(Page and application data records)
_ _ _ _ _
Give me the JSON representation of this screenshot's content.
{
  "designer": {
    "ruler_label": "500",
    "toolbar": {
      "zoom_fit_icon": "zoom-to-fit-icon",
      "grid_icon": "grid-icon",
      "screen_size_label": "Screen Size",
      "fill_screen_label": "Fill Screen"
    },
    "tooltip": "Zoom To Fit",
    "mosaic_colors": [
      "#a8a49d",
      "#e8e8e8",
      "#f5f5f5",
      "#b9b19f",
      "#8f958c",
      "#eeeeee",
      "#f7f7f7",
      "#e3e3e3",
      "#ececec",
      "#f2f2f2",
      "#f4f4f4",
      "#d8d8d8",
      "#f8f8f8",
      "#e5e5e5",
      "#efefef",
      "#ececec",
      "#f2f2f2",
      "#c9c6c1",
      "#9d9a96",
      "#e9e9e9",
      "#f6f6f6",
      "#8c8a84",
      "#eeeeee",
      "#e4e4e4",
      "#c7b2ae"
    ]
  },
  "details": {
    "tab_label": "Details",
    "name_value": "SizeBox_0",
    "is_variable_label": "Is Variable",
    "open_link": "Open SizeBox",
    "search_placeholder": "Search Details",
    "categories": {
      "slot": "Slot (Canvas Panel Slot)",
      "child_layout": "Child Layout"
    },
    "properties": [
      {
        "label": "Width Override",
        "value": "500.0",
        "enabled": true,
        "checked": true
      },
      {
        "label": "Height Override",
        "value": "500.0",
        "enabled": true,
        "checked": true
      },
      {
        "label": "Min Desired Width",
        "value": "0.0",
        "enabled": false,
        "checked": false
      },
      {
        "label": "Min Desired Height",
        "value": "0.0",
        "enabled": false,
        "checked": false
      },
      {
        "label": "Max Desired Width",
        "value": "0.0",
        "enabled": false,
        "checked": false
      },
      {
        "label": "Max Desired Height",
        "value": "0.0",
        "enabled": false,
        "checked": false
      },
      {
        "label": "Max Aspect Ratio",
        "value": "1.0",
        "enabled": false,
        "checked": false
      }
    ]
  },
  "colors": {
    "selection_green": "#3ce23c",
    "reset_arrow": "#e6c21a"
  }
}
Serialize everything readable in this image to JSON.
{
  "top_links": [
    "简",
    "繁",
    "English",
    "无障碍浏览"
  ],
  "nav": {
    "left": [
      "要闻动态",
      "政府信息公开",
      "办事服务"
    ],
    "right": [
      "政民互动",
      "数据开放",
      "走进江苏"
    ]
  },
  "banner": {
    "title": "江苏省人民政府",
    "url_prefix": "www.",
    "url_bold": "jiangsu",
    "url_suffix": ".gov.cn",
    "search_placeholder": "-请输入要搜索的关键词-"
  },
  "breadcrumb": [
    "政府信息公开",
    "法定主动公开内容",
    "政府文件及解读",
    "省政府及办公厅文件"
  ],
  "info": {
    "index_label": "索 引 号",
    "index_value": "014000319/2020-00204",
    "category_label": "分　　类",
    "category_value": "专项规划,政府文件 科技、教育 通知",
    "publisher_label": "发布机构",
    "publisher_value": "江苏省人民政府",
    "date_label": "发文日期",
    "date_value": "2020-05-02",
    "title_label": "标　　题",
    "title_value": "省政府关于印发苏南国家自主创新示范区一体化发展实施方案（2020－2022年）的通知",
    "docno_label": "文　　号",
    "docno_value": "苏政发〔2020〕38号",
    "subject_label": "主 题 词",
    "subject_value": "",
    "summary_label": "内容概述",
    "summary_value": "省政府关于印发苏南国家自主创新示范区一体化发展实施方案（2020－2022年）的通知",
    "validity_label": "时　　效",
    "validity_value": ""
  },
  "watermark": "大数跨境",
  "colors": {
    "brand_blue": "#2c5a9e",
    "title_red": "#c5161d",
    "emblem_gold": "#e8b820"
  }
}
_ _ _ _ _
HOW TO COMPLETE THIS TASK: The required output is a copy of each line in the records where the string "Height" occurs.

WRITTEN ANSWER:
        "label": "Height Override",
        "label": "Min Desired Height",
        "label": "Max Desired Height",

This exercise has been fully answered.